____ Data extracts

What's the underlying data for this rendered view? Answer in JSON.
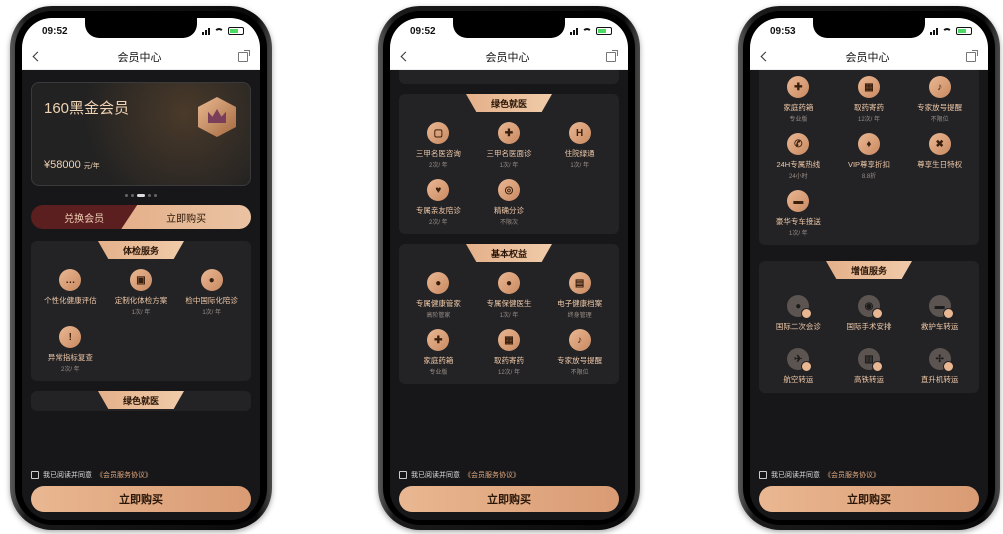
{
  "screens": [
    {
      "time": "09:52",
      "nav_title": "会员中心",
      "card": {
        "name": "160黑金会员",
        "price": "¥58000",
        "unit": "元/年"
      },
      "tabs": [
        "兑换会员",
        "立即购买"
      ],
      "sections": [
        {
          "title": "体检服务",
          "items": [
            {
              "icon": "chat-icon",
              "glyph": "…",
              "label": "个性化健康评估",
              "sub": ""
            },
            {
              "icon": "lock-icon",
              "glyph": "▣",
              "label": "定制化体检方案",
              "sub": "1次/ 年"
            },
            {
              "icon": "users-icon",
              "glyph": "●",
              "label": "检中国际化陪诊",
              "sub": "1次/ 年"
            },
            {
              "icon": "alert-icon",
              "glyph": "!",
              "label": "异常指标复查",
              "sub": "2次/ 年"
            }
          ]
        },
        {
          "title": "绿色就医",
          "items": []
        }
      ],
      "agree": {
        "text": "我已阅读并同意",
        "link": "《会员服务协议》"
      },
      "buy_label": "立即购买"
    },
    {
      "time": "09:52",
      "nav_title": "会员中心",
      "sections": [
        {
          "title": "绿色就医",
          "items": [
            {
              "icon": "monitor-icon",
              "glyph": "▢",
              "label": "三甲名医咨询",
              "sub": "2次/ 年"
            },
            {
              "icon": "doctor-icon",
              "glyph": "✚",
              "label": "三甲名医面诊",
              "sub": "1次/ 年"
            },
            {
              "icon": "hospital-icon",
              "glyph": "H",
              "label": "住院绿通",
              "sub": "1次/ 年"
            },
            {
              "icon": "companion-icon",
              "glyph": "♥",
              "label": "专属亲友陪诊",
              "sub": "2次/ 年"
            },
            {
              "icon": "target-icon",
              "glyph": "◎",
              "label": "精确分诊",
              "sub": "不限次"
            }
          ]
        },
        {
          "title": "基本权益",
          "items": [
            {
              "icon": "person-icon",
              "glyph": "●",
              "label": "专属健康管家",
              "sub": "高阶管家"
            },
            {
              "icon": "nurse-icon",
              "glyph": "●",
              "label": "专属保健医生",
              "sub": "1次/ 年"
            },
            {
              "icon": "folder-icon",
              "glyph": "▤",
              "label": "电子健康档案",
              "sub": "终身管理"
            },
            {
              "icon": "medkit-icon",
              "glyph": "✚",
              "label": "家庭药箱",
              "sub": "专业版"
            },
            {
              "icon": "calendar-icon",
              "glyph": "▦",
              "label": "取药寄药",
              "sub": "12次/ 年"
            },
            {
              "icon": "bell-icon",
              "glyph": "♪",
              "label": "专家放号提醒",
              "sub": "不限位"
            }
          ]
        }
      ],
      "agree": {
        "text": "我已阅读并同意",
        "link": "《会员服务协议》"
      },
      "buy_label": "立即购买"
    },
    {
      "time": "09:53",
      "nav_title": "会员中心",
      "sections": [
        {
          "title": "",
          "items": [
            {
              "icon": "medkit-icon",
              "glyph": "✚",
              "label": "家庭药箱",
              "sub": "专业版"
            },
            {
              "icon": "calendar-icon",
              "glyph": "▦",
              "label": "取药寄药",
              "sub": "12次/ 年"
            },
            {
              "icon": "bell-icon",
              "glyph": "♪",
              "label": "专家放号提醒",
              "sub": "不限位"
            },
            {
              "icon": "phone-icon",
              "glyph": "✆",
              "label": "24H专属热线",
              "sub": "24小时"
            },
            {
              "icon": "vip-icon",
              "glyph": "♦",
              "label": "VIP尊享折扣",
              "sub": "8.8折"
            },
            {
              "icon": "gift-icon",
              "glyph": "✖",
              "label": "尊享生日特权",
              "sub": ""
            },
            {
              "icon": "car-icon",
              "glyph": "▬",
              "label": "豪华专车接送",
              "sub": "1次/ 年"
            }
          ]
        },
        {
          "title": "增值服务",
          "items": [
            {
              "icon": "consult-icon",
              "glyph": "●",
              "label": "国际二次会诊",
              "sub": ""
            },
            {
              "icon": "surgery-icon",
              "glyph": "◉",
              "label": "国际手术安排",
              "sub": ""
            },
            {
              "icon": "ambulance-icon",
              "glyph": "▬",
              "label": "救护车转运",
              "sub": ""
            },
            {
              "icon": "plane-icon",
              "glyph": "✈",
              "label": "航空转运",
              "sub": ""
            },
            {
              "icon": "train-icon",
              "glyph": "▥",
              "label": "高铁转运",
              "sub": ""
            },
            {
              "icon": "helicopter-icon",
              "glyph": "✢",
              "label": "直升机转运",
              "sub": ""
            }
          ]
        }
      ],
      "agree": {
        "text": "我已阅读并同意",
        "link": "《会员服务协议》"
      },
      "buy_label": "立即购买"
    }
  ]
}
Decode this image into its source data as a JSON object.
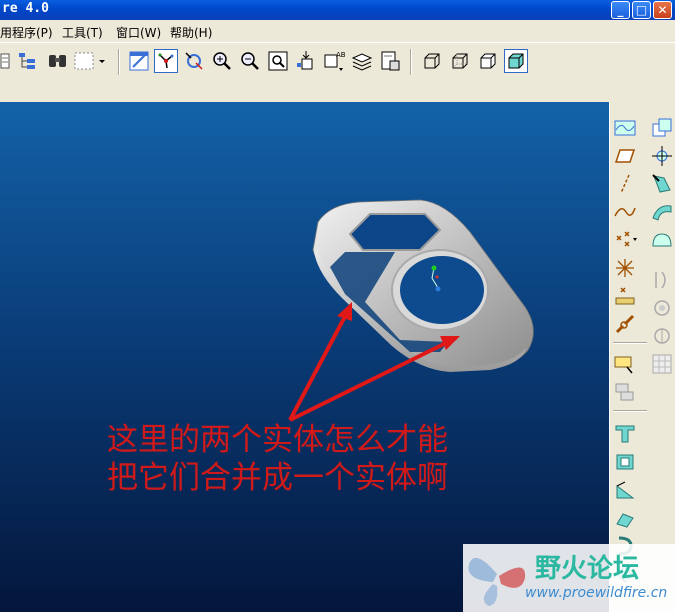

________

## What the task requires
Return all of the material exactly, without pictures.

## Solved problem
What's the underlying data for this rendered view? Answer in JSON.
{
  "screens": [
    {
      "time": "09:52",
      "nav_title": "会员中心",
      "card": {
        "name": "160黑金会员",
        "price": "¥58000",
        "unit": "元/年"
      },
      "tabs": [
        "兑换会员",
        "立即购买"
      ],
      "sections": [
        {
          "title": "体检服务",
          "items": [
            {
              "icon": "chat-icon",
              "glyph": "…",
              "label": "个性化健康评估",
              "sub": ""
            },
            {
              "icon": "lock-icon",
              "glyph": "▣",
              "label": "定制化体检方案",
              "sub": "1次/ 年"
            },
            {
              "icon": "users-icon",
              "glyph": "●",
              "label": "检中国际化陪诊",
              "sub": "1次/ 年"
            },
            {
              "icon": "alert-icon",
              "glyph": "!",
              "label": "异常指标复查",
              "sub": "2次/ 年"
            }
          ]
        },
        {
          "title": "绿色就医",
          "items": []
        }
      ],
      "agree": {
        "text": "我已阅读并同意",
        "link": "《会员服务协议》"
      },
      "buy_label": "立即购买"
    },
    {
      "time": "09:52",
      "nav_title": "会员中心",
      "sections": [
        {
          "title": "绿色就医",
          "items": [
            {
              "icon": "monitor-icon",
              "glyph": "▢",
              "label": "三甲名医咨询",
              "sub": "2次/ 年"
            },
            {
              "icon": "doctor-icon",
              "glyph": "✚",
              "label": "三甲名医面诊",
              "sub": "1次/ 年"
            },
            {
              "icon": "hospital-icon",
              "glyph": "H",
              "label": "住院绿通",
              "sub": "1次/ 年"
            },
            {
              "icon": "companion-icon",
              "glyph": "♥",
              "label": "专属亲友陪诊",
              "sub": "2次/ 年"
            },
            {
              "icon": "target-icon",
              "glyph": "◎",
              "label": "精确分诊",
              "sub": "不限次"
            }
          ]
        },
        {
          "title": "基本权益",
          "items": [
            {
              "icon": "person-icon",
              "glyph": "●",
              "label": "专属健康管家",
              "sub": "高阶管家"
            },
            {
              "icon": "nurse-icon",
              "glyph": "●",
              "label": "专属保健医生",
              "sub": "1次/ 年"
            },
            {
              "icon": "folder-icon",
              "glyph": "▤",
              "label": "电子健康档案",
              "sub": "终身管理"
            },
            {
              "icon": "medkit-icon",
              "glyph": "✚",
              "label": "家庭药箱",
              "sub": "专业版"
            },
            {
              "icon": "calendar-icon",
              "glyph": "▦",
              "label": "取药寄药",
              "sub": "12次/ 年"
            },
            {
              "icon": "bell-icon",
              "glyph": "♪",
              "label": "专家放号提醒",
              "sub": "不限位"
            }
          ]
        }
      ],
      "agree": {
        "text": "我已阅读并同意",
        "link": "《会员服务协议》"
      },
      "buy_label": "立即购买"
    },
    {
      "time": "09:53",
      "nav_title": "会员中心",
      "sections": [
        {
          "title": "",
          "items": [
            {
              "icon": "medkit-icon",
              "glyph": "✚",
              "label": "家庭药箱",
              "sub": "专业版"
            },
            {
              "icon": "calendar-icon",
              "glyph": "▦",
              "label": "取药寄药",
              "sub": "12次/ 年"
            },
            {
              "icon": "bell-icon",
              "glyph": "♪",
              "label": "专家放号提醒",
              "sub": "不限位"
            },
            {
              "icon": "phone-icon",
              "glyph": "✆",
              "label": "24H专属热线",
              "sub": "24小时"
            },
            {
              "icon": "vip-icon",
              "glyph": "♦",
              "label": "VIP尊享折扣",
              "sub": "8.8折"
            },
            {
              "icon": "gift-icon",
              "glyph": "✖",
              "label": "尊享生日特权",
              "sub": ""
            },
            {
              "icon": "car-icon",
              "glyph": "▬",
              "label": "豪华专车接送",
              "sub": "1次/ 年"
            }
          ]
        },
        {
          "title": "增值服务",
          "items": [
            {
              "icon": "consult-icon",
              "glyph": "●",
              "label": "国际二次会诊",
              "sub": ""
            },
            {
              "icon": "surgery-icon",
              "glyph": "◉",
              "label": "国际手术安排",
              "sub": ""
            },
            {
              "icon": "ambulance-icon",
              "glyph": "▬",
              "label": "救护车转运",
              "sub": ""
            },
            {
              "icon": "plane-icon",
              "glyph": "✈",
              "label": "航空转运",
              "sub": ""
            },
            {
              "icon": "train-icon",
              "glyph": "▥",
              "label": "高铁转运",
              "sub": ""
            },
            {
              "icon": "helicopter-icon",
              "glyph": "✢",
              "label": "直升机转运",
              "sub": ""
            }
          ]
        }
      ],
      "agree": {
        "text": "我已阅读并同意",
        "link": "《会员服务协议》"
      },
      "buy_label": "立即购买"
    }
  ]
}
Decode this image into its source data as a JSON object.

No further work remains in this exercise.